## Task details
Return the records, each one exactly as written.

Records provided below:

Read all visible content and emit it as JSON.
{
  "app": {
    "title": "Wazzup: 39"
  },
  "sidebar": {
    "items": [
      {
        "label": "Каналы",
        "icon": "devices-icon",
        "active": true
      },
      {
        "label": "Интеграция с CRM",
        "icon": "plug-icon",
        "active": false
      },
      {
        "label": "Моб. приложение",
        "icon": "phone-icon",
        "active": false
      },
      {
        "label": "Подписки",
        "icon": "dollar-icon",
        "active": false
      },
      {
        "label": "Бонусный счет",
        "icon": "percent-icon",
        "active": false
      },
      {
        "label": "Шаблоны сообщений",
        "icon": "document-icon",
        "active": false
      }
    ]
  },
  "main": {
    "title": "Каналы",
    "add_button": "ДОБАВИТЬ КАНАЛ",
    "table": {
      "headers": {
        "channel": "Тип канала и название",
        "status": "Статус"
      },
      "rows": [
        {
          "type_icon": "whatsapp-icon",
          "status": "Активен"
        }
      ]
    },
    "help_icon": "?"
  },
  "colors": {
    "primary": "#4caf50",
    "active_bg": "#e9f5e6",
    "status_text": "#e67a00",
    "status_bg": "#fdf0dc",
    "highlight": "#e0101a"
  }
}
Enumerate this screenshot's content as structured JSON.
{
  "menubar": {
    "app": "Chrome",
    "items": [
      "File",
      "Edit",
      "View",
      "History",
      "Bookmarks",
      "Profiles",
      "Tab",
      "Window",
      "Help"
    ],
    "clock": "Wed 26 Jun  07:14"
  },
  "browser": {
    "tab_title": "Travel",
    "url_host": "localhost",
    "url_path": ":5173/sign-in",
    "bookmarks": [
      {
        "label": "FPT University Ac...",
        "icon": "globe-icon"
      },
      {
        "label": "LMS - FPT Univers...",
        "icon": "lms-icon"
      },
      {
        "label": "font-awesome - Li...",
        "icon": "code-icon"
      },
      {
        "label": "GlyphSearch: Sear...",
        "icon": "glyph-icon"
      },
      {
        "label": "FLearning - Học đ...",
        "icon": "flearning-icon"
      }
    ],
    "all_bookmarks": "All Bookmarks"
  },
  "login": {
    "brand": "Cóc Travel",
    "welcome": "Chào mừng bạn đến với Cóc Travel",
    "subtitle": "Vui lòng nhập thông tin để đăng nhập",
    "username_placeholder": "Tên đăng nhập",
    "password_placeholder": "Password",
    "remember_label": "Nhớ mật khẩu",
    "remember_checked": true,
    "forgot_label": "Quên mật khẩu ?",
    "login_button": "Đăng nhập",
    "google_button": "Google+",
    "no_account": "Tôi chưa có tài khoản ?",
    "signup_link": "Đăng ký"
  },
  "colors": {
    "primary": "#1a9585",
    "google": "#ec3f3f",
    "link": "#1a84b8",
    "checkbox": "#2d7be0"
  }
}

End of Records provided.

## Finished task
Read all visible content and emit it as JSON.
{
  "app": {
    "title": "Wazzup: 39"
  },
  "sidebar": {
    "items": [
      {
        "label": "Каналы",
        "icon": "devices-icon",
        "active": true
      },
      {
        "label": "Интеграция с CRM",
        "icon": "plug-icon",
        "active": false
      },
      {
        "label": "Моб. приложение",
        "icon": "phone-icon",
        "active": false
      },
      {
        "label": "Подписки",
        "icon": "dollar-icon",
        "active": false
      },
      {
        "label": "Бонусный счет",
        "icon": "percent-icon",
        "active": false
      },
      {
        "label": "Шаблоны сообщений",
        "icon": "document-icon",
        "active": false
      }
    ]
  },
  "main": {
    "title": "Каналы",
    "add_button": "ДОБАВИТЬ КАНАЛ",
    "table": {
      "headers": {
        "channel": "Тип канала и название",
        "status": "Статус"
      },
      "rows": [
        {
          "type_icon": "whatsapp-icon",
          "status": "Активен"
        }
      ]
    },
    "help_icon": "?"
  },
  "colors": {
    "primary": "#4caf50",
    "active_bg": "#e9f5e6",
    "status_text": "#e67a00",
    "status_bg": "#fdf0dc",
    "highlight": "#e0101a"
  }
}
Enumerate this screenshot's content as structured JSON.
{
  "menubar": {
    "app": "Chrome",
    "items": [
      "File",
      "Edit",
      "View",
      "History",
      "Bookmarks",
      "Profiles",
      "Tab",
      "Window",
      "Help"
    ],
    "clock": "Wed 26 Jun  07:14"
  },
  "browser": {
    "tab_title": "Travel",
    "url_host": "localhost",
    "url_path": ":5173/sign-in",
    "bookmarks": [
      {
        "label": "FPT University Ac...",
        "icon": "globe-icon"
      },
      {
        "label": "LMS - FPT Univers...",
        "icon": "lms-icon"
      },
      {
        "label": "font-awesome - Li...",
        "icon": "code-icon"
      },
      {
        "label": "GlyphSearch: Sear...",
        "icon": "glyph-icon"
      },
      {
        "label": "FLearning - Học đ...",
        "icon": "flearning-icon"
      }
    ],
    "all_bookmarks": "All Bookmarks"
  },
  "login": {
    "brand": "Cóc Travel",
    "welcome": "Chào mừng bạn đến với Cóc Travel",
    "subtitle": "Vui lòng nhập thông tin để đăng nhập",
    "username_placeholder": "Tên đăng nhập",
    "password_placeholder": "Password",
    "remember_label": "Nhớ mật khẩu",
    "remember_checked": true,
    "forgot_label": "Quên mật khẩu ?",
    "login_button": "Đăng nhập",
    "google_button": "Google+",
    "no_account": "Tôi chưa có tài khoản ?",
    "signup_link": "Đăng ký"
  },
  "colors": {
    "primary": "#1a9585",
    "google": "#ec3f3f",
    "link": "#1a84b8",
    "checkbox": "#2d7be0"
  }
}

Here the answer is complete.